because, half way, words seem to turn back
and return to you. I have to watch you, instead,
and the creek beside the road,
and I’m wondering how one keeps up
with its quickness, which at the same time
slowly moves under the pines.
I see you in the mirror,
radiant as an angel, or maybe as lightening,
or the shining creek that is moving fast
as it is slow under the shadows
of the pines. I’m fine, I say;
it’s just all this light filling up
the holes my eyes have always seen with.
Spring rinses & shakes out
Our filthy sheets of snow.
Six months a river.
Why does it tremble
As we learn to walk again.
Another bus passes. Nothing quite happens now.
Snow’s nearly gone, but it’s still cold. Drove to the city,
saw horses standing on the edge of the sky,
heads cast like heavy anchors, but downtown
there seems to be a few more birds, flying somewhere,
over that pawnshop on Wyndham we visited last spring,
your old watch you sold the man for 50 dollars.
I go inside to buy it back, but my memory feels
different to me now, as if I had swallowed every ounce of it
down the wrong way; maybe we walked in another place,
was demolished behind our backs, or maybe you never
really gave it away. I don’t want to believe in this faith,
that time runs out, then somehow goes on,
but our endless circling still circles in my body,
and I feel the tracks they leave in the air.
Today is a mask of yesterday. Behind it,
it’s not dark, but there doesn’t seem to be any light.
Someone’s calling, maybe,
but I’ve left my phone in the car,
again, beneath the boots, behind the passenger seat.
The problem is, it’s now too much for a man to
wake up, get dressed, and walk simply
out from this place. It’s too much when
he’s nothing to lose, except his clothes,
and the door, once it’s opened, and his breath
in the cold air’s windy glow. There’s nothing
that will stop him from tip-toeing across
the invisible coals, naked like the snow.
Out here, things do their best, naturally,
to hide, by trying out as other things,
such as forgetting, or a kind of certainty
that follows the lost. And it’s strange
how things lose themselves when they
have been left right there, out here in the open,
but our eyes, of course, in the end,
adjust to darkness, and belong to every fallen thing.

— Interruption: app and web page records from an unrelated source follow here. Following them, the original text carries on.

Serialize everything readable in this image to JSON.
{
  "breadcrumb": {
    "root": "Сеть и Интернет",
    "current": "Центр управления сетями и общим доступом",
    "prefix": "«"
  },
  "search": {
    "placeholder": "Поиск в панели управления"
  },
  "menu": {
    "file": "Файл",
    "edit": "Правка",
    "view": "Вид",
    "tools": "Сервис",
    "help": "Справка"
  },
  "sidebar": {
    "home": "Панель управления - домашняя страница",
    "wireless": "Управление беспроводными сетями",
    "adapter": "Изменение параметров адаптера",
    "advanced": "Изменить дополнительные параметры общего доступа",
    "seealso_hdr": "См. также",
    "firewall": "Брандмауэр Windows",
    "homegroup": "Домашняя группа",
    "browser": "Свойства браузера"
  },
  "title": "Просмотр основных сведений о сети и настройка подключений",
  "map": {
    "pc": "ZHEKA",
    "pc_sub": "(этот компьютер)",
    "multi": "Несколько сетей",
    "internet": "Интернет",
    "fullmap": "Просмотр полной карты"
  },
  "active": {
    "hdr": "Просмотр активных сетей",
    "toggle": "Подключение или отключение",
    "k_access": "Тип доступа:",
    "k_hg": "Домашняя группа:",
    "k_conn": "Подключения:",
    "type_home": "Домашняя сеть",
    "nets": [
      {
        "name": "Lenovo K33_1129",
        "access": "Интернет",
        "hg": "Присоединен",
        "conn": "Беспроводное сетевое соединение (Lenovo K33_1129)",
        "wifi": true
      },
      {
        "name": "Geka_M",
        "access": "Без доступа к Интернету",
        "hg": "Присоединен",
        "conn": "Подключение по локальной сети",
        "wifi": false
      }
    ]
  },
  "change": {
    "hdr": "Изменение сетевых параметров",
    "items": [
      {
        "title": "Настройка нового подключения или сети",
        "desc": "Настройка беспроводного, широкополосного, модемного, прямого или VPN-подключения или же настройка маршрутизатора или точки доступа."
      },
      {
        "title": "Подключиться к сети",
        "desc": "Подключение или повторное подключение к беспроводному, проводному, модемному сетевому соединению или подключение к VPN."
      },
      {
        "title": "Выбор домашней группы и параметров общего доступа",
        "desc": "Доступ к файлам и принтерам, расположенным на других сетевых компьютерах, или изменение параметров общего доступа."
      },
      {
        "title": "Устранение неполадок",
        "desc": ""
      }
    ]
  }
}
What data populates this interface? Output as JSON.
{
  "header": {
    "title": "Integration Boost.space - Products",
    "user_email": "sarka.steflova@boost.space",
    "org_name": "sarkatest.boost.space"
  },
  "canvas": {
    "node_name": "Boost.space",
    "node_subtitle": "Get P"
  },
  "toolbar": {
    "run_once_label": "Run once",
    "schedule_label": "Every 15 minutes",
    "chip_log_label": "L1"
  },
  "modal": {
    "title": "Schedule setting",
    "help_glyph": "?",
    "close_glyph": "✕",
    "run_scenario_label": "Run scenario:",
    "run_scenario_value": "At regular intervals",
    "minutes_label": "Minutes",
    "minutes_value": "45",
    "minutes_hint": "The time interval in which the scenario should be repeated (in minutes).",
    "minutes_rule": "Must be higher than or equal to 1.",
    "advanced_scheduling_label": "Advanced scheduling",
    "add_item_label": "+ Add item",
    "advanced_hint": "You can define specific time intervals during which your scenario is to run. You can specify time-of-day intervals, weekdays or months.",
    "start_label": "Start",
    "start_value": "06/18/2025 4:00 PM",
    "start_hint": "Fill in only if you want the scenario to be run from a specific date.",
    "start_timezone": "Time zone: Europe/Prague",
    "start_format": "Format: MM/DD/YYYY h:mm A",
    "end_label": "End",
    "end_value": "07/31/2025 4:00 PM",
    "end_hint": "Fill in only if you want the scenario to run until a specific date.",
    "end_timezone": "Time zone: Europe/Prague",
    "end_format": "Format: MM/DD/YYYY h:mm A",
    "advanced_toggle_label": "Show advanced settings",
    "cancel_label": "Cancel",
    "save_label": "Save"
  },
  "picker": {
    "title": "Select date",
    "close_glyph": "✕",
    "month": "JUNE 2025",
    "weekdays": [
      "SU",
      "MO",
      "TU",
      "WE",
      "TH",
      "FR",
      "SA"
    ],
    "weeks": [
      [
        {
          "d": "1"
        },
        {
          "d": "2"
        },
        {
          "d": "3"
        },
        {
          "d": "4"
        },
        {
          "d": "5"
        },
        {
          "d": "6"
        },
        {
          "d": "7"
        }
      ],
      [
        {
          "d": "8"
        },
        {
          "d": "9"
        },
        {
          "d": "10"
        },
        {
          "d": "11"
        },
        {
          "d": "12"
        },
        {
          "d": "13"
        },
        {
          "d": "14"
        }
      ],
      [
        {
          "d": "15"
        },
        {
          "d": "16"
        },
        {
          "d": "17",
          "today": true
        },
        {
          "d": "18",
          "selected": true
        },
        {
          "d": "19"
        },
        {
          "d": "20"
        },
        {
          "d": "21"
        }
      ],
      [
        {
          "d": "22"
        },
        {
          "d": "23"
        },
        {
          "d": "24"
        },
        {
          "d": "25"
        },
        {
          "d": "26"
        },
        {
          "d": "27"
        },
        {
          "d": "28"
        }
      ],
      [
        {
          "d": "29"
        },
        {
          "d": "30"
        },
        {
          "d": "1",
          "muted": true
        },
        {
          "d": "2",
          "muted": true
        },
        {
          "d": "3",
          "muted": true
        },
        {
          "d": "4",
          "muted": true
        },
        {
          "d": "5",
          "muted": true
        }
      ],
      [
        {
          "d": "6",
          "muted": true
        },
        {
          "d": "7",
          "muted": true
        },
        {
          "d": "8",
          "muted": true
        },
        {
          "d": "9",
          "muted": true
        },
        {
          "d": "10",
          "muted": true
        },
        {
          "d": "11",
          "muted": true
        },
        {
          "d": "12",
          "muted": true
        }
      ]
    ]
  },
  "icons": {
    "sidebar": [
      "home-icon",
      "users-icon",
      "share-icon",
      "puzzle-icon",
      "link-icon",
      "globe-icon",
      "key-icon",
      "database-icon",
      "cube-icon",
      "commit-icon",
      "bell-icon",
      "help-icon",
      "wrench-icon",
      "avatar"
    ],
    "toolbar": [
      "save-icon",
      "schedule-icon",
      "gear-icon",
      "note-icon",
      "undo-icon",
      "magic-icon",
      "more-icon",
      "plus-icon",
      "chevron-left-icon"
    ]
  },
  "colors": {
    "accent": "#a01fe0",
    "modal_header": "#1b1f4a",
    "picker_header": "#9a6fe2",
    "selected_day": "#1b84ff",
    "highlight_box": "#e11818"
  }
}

Like that stuff on the walkway,
the chalky equations we don’t understand.
The scalped footprints, trampling each other
as they make their way without the light.
Or, that satellite pretending to be a falling star inside
the milky way, dropping away from
the faraway crescent moon,
I write about rivers again,
As if they were about love.
The raft, for instance, I saw,
Glued-together by summer of
Winter is here
Smoothly disfigure into
A perfect smooth bruise.
So, love buries loss,
Before it creates it.
Every word is a second language.
Rivers are clear
About this: they are ghosts.
They leave, they come,
They are never here.
Only bodies swim.
Only a body holds a promised land.
Only bodies drown.
The evenings have become cooler,
but I don’t mind. It’s the darkness I fear.
It comes sooner.
But, I don’t want to drive away now; I see love,
and when I turn the headlights off over Wellesley Pond
and your voice on the phone begins to come in clear,
there are the stars.
As if you’ve travelled with them to be here.
So that’s not it.
It’s that I don’t want to trip over what I cut away,
those places where I failed love,
the stars that became holes.
It’s that darkness
that makes me shiver.
The wind is just
A metaphor for the soul,
the way light is,
or a metaphor for emptiness,
the way rain is – except
in a field at the end of winter,
preparing a way
for the sun.
Bootprints track in meltwater,
And, I recall the deer this morning
That turned into the woods,
Unveiled trails of breath
For air, then speeding into the city,
Cars singing, like whales,
The snow-waved sidewalks
It rains so much without seeing it,
Then, sitting on a chair nearest the door,
The deer followed me,
Came in so close,
I knew she was gone.